Task requirements. Write out the data again in full, exactly as it reads.

Exercise data.
################
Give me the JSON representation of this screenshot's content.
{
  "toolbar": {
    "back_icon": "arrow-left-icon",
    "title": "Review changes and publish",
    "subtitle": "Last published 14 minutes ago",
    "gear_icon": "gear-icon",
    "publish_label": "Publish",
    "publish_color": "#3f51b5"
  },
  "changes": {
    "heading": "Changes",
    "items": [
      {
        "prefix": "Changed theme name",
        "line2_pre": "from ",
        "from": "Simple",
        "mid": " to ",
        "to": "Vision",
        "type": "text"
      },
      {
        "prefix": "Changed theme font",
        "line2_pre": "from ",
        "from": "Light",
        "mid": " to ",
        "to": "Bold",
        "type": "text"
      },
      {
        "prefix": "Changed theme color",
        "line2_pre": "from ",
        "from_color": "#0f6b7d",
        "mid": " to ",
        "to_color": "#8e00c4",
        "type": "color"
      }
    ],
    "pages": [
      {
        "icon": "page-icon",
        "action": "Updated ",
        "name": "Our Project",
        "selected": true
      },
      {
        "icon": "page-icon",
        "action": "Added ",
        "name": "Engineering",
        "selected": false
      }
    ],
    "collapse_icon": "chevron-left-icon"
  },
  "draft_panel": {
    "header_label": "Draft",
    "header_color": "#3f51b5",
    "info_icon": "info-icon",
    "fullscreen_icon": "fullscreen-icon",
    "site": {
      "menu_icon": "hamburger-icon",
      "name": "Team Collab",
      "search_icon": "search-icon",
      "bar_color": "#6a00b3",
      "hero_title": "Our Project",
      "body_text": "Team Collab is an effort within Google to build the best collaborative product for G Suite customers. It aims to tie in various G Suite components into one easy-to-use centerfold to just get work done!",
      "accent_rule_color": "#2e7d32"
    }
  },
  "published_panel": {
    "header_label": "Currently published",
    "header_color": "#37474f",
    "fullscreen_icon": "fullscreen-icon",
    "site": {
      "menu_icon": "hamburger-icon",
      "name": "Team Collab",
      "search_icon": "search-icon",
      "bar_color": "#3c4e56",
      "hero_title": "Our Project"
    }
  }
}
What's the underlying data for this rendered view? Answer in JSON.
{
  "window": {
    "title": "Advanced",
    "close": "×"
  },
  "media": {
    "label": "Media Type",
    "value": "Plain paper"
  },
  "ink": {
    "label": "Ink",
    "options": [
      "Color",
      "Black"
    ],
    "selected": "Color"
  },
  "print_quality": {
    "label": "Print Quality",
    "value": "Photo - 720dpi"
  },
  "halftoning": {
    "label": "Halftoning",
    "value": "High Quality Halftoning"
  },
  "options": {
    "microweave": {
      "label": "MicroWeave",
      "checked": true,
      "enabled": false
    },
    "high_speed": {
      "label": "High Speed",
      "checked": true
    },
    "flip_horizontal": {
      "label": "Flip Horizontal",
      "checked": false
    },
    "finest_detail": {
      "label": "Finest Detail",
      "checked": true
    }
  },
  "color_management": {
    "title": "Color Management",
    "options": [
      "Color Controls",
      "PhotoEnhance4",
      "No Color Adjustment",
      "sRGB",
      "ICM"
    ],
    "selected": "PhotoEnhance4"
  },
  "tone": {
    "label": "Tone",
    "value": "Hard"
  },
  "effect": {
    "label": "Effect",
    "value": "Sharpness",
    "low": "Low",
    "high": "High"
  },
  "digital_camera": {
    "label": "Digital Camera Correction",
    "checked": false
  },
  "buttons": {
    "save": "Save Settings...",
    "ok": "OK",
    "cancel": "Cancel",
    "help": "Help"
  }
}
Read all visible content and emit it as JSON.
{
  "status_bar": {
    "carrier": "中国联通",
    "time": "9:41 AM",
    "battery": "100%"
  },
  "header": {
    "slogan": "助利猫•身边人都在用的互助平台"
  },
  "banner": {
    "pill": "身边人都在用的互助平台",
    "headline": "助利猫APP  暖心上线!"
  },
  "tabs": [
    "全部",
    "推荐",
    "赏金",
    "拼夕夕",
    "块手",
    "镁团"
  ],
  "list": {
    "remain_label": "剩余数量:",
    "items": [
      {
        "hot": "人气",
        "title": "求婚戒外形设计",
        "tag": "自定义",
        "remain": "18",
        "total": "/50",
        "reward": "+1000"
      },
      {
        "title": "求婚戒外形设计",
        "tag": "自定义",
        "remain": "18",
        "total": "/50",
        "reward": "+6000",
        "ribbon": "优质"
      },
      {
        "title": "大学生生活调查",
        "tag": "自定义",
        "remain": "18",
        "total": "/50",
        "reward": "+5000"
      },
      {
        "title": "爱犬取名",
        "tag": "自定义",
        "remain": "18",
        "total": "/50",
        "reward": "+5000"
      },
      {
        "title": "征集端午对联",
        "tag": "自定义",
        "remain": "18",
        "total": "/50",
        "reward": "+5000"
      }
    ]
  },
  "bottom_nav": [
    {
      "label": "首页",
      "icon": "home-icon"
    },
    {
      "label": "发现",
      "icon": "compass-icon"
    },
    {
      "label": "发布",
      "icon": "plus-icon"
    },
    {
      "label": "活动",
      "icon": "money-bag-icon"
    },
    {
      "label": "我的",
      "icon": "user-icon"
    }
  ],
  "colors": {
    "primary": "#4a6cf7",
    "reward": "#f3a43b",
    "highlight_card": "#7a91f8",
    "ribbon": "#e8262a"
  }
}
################
Written reply.
Give me the JSON representation of this screenshot's content.
{
  "toolbar": {
    "back_icon": "arrow-left-icon",
    "title": "Review changes and publish",
    "subtitle": "Last published 14 minutes ago",
    "gear_icon": "gear-icon",
    "publish_label": "Publish",
    "publish_color": "#3f51b5"
  },
  "changes": {
    "heading": "Changes",
    "items": [
      {
        "prefix": "Changed theme name",
        "line2_pre": "from ",
        "from": "Simple",
        "mid": " to ",
        "to": "Vision",
        "type": "text"
      },
      {
        "prefix": "Changed theme font",
        "line2_pre": "from ",
        "from": "Light",
        "mid": " to ",
        "to": "Bold",
        "type": "text"
      },
      {
        "prefix": "Changed theme color",
        "line2_pre": "from ",
        "from_color": "#0f6b7d",
        "mid": " to ",
        "to_color": "#8e00c4",
        "type": "color"
      }
    ],
    "pages": [
      {
        "icon": "page-icon",
        "action": "Updated ",
        "name": "Our Project",
        "selected": true
      },
      {
        "icon": "page-icon",
        "action": "Added ",
        "name": "Engineering",
        "selected": false
      }
    ],
    "collapse_icon": "chevron-left-icon"
  },
  "draft_panel": {
    "header_label": "Draft",
    "header_color": "#3f51b5",
    "info_icon": "info-icon",
    "fullscreen_icon": "fullscreen-icon",
    "site": {
      "menu_icon": "hamburger-icon",
      "name": "Team Collab",
      "search_icon": "search-icon",
      "bar_color": "#6a00b3",
      "hero_title": "Our Project",
      "body_text": "Team Collab is an effort within Google to build the best collaborative product for G Suite customers. It aims to tie in various G Suite components into one easy-to-use centerfold to just get work done!",
      "accent_rule_color": "#2e7d32"
    }
  },
  "published_panel": {
    "header_label": "Currently published",
    "header_color": "#37474f",
    "fullscreen_icon": "fullscreen-icon",
    "site": {
      "menu_icon": "hamburger-icon",
      "name": "Team Collab",
      "search_icon": "search-icon",
      "bar_color": "#3c4e56",
      "hero_title": "Our Project"
    }
  }
}
What's the underlying data for this rendered view? Answer in JSON.
{
  "window": {
    "title": "Advanced",
    "close": "×"
  },
  "media": {
    "label": "Media Type",
    "value": "Plain paper"
  },
  "ink": {
    "label": "Ink",
    "options": [
      "Color",
      "Black"
    ],
    "selected": "Color"
  },
  "print_quality": {
    "label": "Print Quality",
    "value": "Photo - 720dpi"
  },
  "halftoning": {
    "label": "Halftoning",
    "value": "High Quality Halftoning"
  },
  "options": {
    "microweave": {
      "label": "MicroWeave",
      "checked": true,
      "enabled": false
    },
    "high_speed": {
      "label": "High Speed",
      "checked": true
    },
    "flip_horizontal": {
      "label": "Flip Horizontal",
      "checked": false
    },
    "finest_detail": {
      "label": "Finest Detail",
      "checked": true
    }
  },
  "color_management": {
    "title": "Color Management",
    "options": [
      "Color Controls",
      "PhotoEnhance4",
      "No Color Adjustment",
      "sRGB",
      "ICM"
    ],
    "selected": "PhotoEnhance4"
  },
  "tone": {
    "label": "Tone",
    "value": "Hard"
  },
  "effect": {
    "label": "Effect",
    "value": "Sharpness",
    "low": "Low",
    "high": "High"
  },
  "digital_camera": {
    "label": "Digital Camera Correction",
    "checked": false
  },
  "buttons": {
    "save": "Save Settings...",
    "ok": "OK",
    "cancel": "Cancel",
    "help": "Help"
  }
}
Read all visible content and emit it as JSON.
{
  "status_bar": {
    "carrier": "中国联通",
    "time": "9:41 AM",
    "battery": "100%"
  },
  "header": {
    "slogan": "助利猫•身边人都在用的互助平台"
  },
  "banner": {
    "pill": "身边人都在用的互助平台",
    "headline": "助利猫APP  暖心上线!"
  },
  "tabs": [
    "全部",
    "推荐",
    "赏金",
    "拼夕夕",
    "块手",
    "镁团"
  ],
  "list": {
    "remain_label": "剩余数量:",
    "items": [
      {
        "hot": "人气",
        "title": "求婚戒外形设计",
        "tag": "自定义",
        "remain": "18",
        "total": "/50",
        "reward": "+1000"
      },
      {
        "title": "求婚戒外形设计",
        "tag": "自定义",
        "remain": "18",
        "total": "/50",
        "reward": "+6000",
        "ribbon": "优质"
      },
      {
        "title": "大学生生活调查",
        "tag": "自定义",
        "remain": "18",
        "total": "/50",
        "reward": "+5000"
      },
      {
        "title": "爱犬取名",
        "tag": "自定义",
        "remain": "18",
        "total": "/50",
        "reward": "+5000"
      },
      {
        "title": "征集端午对联",
        "tag": "自定义",
        "remain": "18",
        "total": "/50",
        "reward": "+5000"
      }
    ]
  },
  "bottom_nav": [
    {
      "label": "首页",
      "icon": "home-icon"
    },
    {
      "label": "发现",
      "icon": "compass-icon"
    },
    {
      "label": "发布",
      "icon": "plus-icon"
    },
    {
      "label": "活动",
      "icon": "money-bag-icon"
    },
    {
      "label": "我的",
      "icon": "user-icon"
    }
  ],
  "colors": {
    "primary": "#4a6cf7",
    "reward": "#f3a43b",
    "highlight_card": "#7a91f8",
    "ribbon": "#e8262a"
  }
}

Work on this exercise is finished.